* WHAT IS REQUIRED *
This calls for a word-for-word copy of all the data, with each picture removed.

(SUPPLIED ENTRIES begins)

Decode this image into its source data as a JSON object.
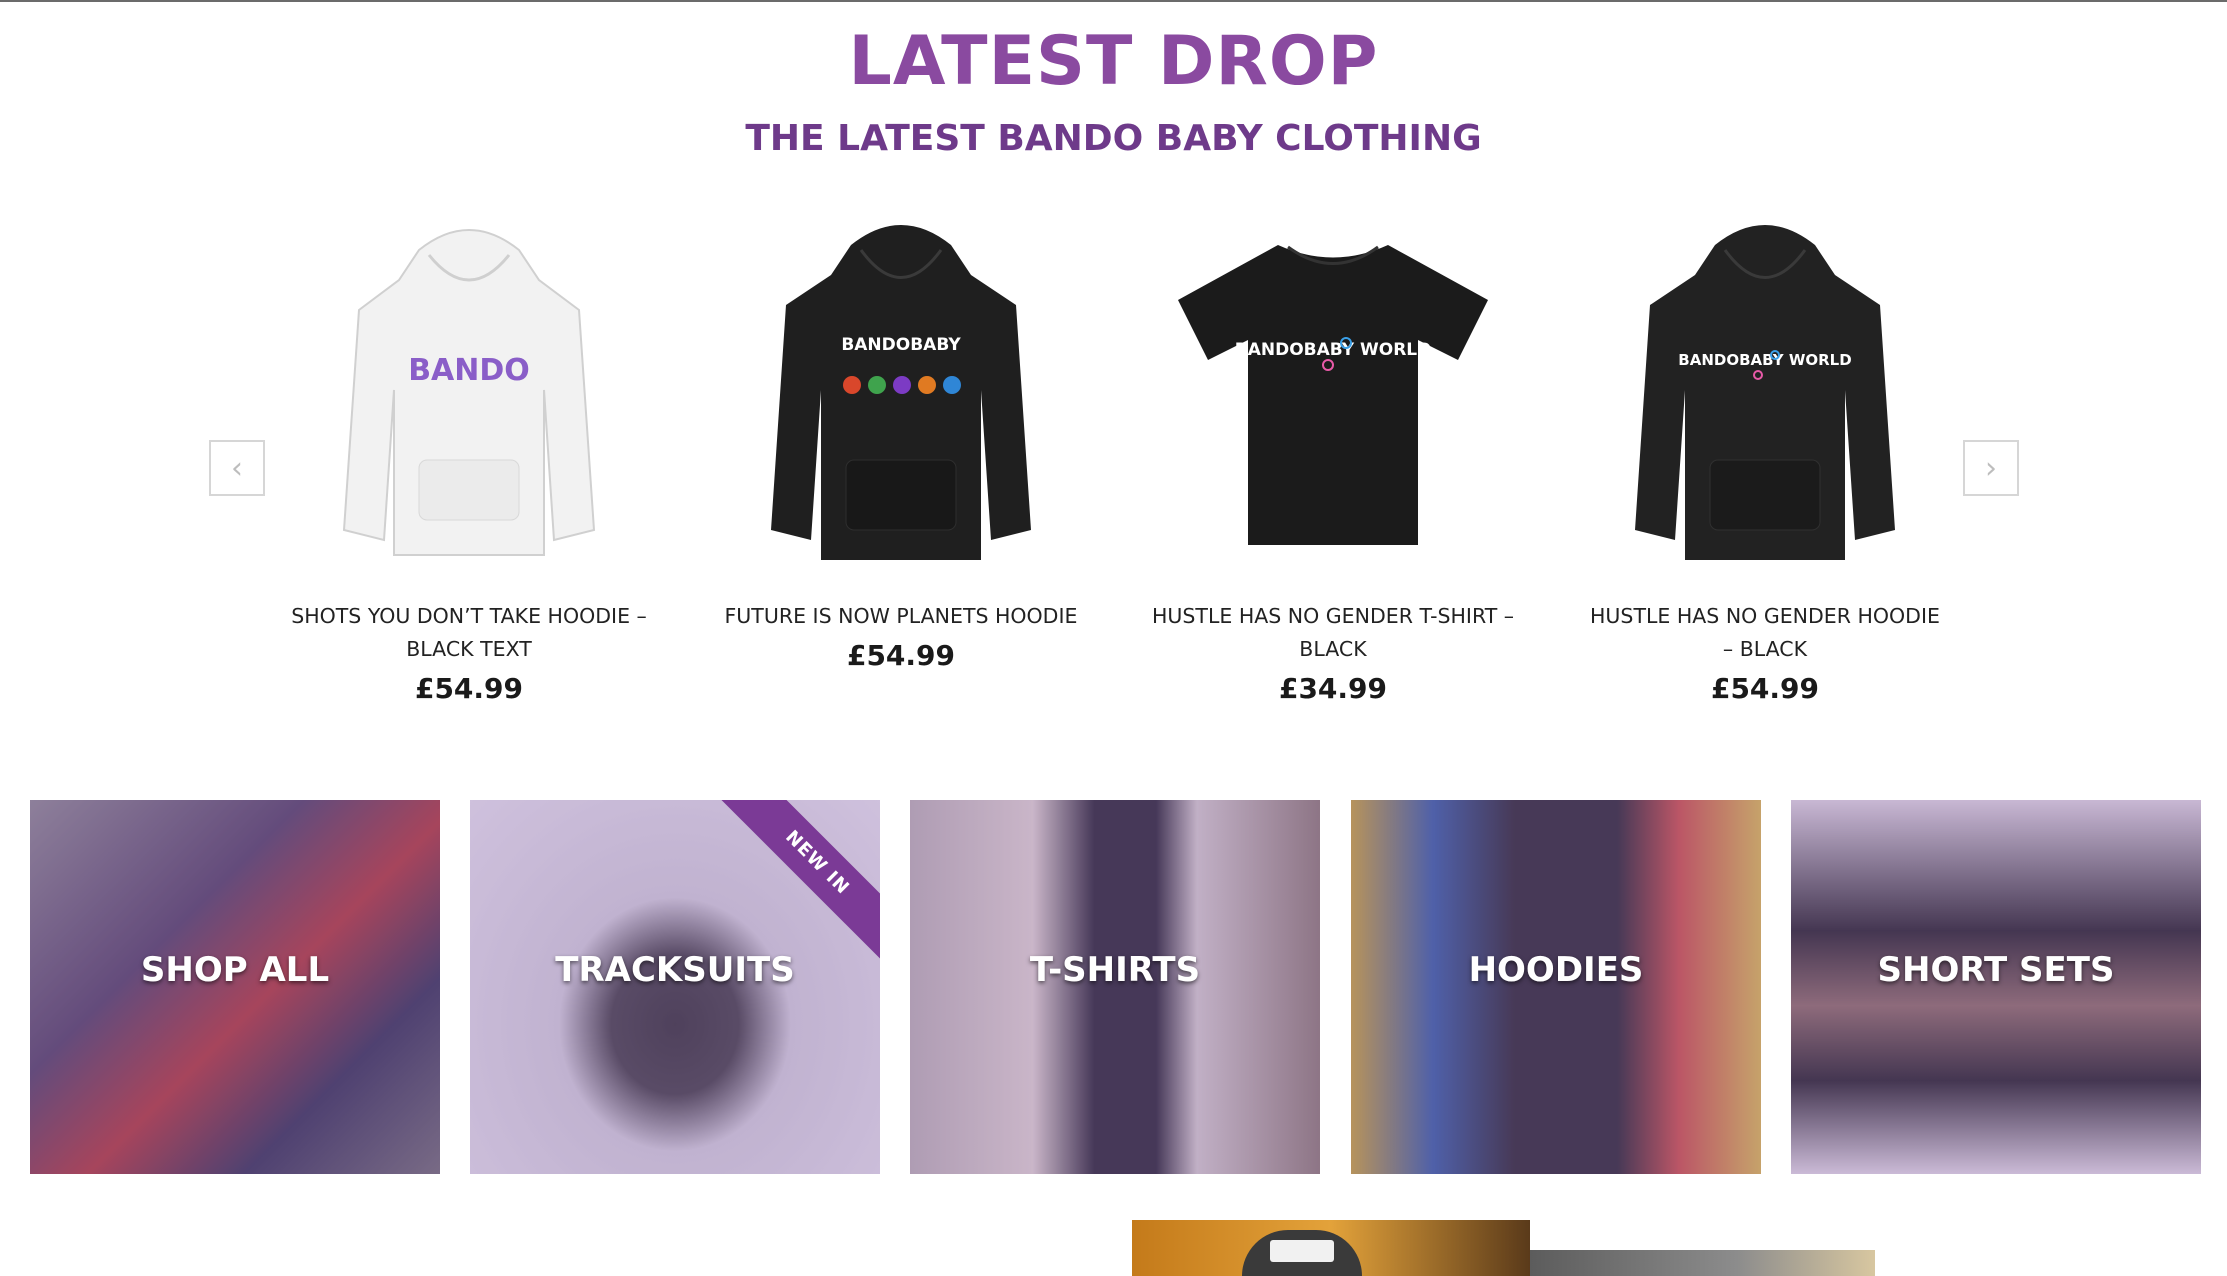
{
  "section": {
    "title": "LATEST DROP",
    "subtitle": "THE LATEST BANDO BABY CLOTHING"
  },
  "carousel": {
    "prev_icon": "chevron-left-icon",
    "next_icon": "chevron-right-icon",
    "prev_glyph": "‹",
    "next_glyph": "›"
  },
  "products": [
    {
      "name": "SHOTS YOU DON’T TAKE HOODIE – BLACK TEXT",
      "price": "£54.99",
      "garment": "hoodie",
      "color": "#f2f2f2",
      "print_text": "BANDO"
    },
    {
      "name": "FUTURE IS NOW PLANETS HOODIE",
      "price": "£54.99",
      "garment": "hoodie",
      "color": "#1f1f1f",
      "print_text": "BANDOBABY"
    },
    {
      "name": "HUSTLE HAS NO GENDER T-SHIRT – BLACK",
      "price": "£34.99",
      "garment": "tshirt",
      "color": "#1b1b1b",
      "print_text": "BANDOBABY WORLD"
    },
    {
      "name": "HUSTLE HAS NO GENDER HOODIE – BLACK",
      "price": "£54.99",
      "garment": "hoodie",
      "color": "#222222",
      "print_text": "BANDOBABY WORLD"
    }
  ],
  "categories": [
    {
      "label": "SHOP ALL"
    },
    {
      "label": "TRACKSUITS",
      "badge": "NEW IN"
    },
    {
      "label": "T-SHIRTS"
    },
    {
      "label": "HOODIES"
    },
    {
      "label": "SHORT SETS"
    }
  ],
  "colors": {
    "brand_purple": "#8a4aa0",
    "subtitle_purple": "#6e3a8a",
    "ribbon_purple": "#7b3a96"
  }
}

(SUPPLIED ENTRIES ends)

* ANSWER TO THE PROBLEM *
Decode this image into its source data as a JSON object.
{
  "section": {
    "title": "LATEST DROP",
    "subtitle": "THE LATEST BANDO BABY CLOTHING"
  },
  "carousel": {
    "prev_icon": "chevron-left-icon",
    "next_icon": "chevron-right-icon",
    "prev_glyph": "‹",
    "next_glyph": "›"
  },
  "products": [
    {
      "name": "SHOTS YOU DON’T TAKE HOODIE – BLACK TEXT",
      "price": "£54.99",
      "garment": "hoodie",
      "color": "#f2f2f2",
      "print_text": "BANDO"
    },
    {
      "name": "FUTURE IS NOW PLANETS HOODIE",
      "price": "£54.99",
      "garment": "hoodie",
      "color": "#1f1f1f",
      "print_text": "BANDOBABY"
    },
    {
      "name": "HUSTLE HAS NO GENDER T-SHIRT – BLACK",
      "price": "£34.99",
      "garment": "tshirt",
      "color": "#1b1b1b",
      "print_text": "BANDOBABY WORLD"
    },
    {
      "name": "HUSTLE HAS NO GENDER HOODIE – BLACK",
      "price": "£54.99",
      "garment": "hoodie",
      "color": "#222222",
      "print_text": "BANDOBABY WORLD"
    }
  ],
  "categories": [
    {
      "label": "SHOP ALL"
    },
    {
      "label": "TRACKSUITS",
      "badge": "NEW IN"
    },
    {
      "label": "T-SHIRTS"
    },
    {
      "label": "HOODIES"
    },
    {
      "label": "SHORT SETS"
    }
  ],
  "colors": {
    "brand_purple": "#8a4aa0",
    "subtitle_purple": "#6e3a8a",
    "ribbon_purple": "#7b3a96"
  }
}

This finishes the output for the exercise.